A few months after Avery was born, Jones was selected in the second round of the 1997 NFL draft by the Washington Redskins, where he spent four seasons. He then played one season in Chicago before heading down to Houston where Jones said, “The heat killed me.” It should be no surprise that Jones and his family decided to move back to Colorado to set down roots. They chose The Village at Castle Pines in 2003 and haven’t looked back.
It was a good two years before Jones could watch football on TV. He said that he felt like he still belonged on the field and that watching the game depressed him. “It took me a long time to get past it,” recalled Jones. Eventually, he conceded that the back injuries prevented him from a comeback. A friend from kindergarten got him a job as a mortgage broker with Vertex Financial Group, where he has been since.

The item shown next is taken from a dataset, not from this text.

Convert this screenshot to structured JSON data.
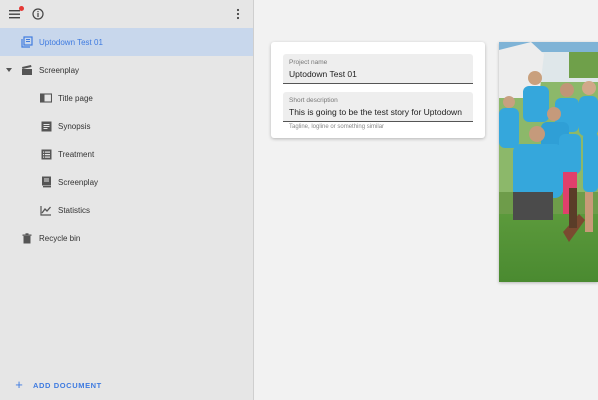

“It was a huge adjustment going from football to sitting in an office eight to10 hours a day. At first, I didn’t think I could do it.” He proved himself wrong; Jones has been in the mortgage industry for almost 16 years now and is licensed in five different states. Now, that same competitive nature that made him an elite athlete drives him to be the best mortgage broker and neighborhood poker player he can be. Although a fierce competitor, it is clear he is laid back and is best described by friends as a gentle giant.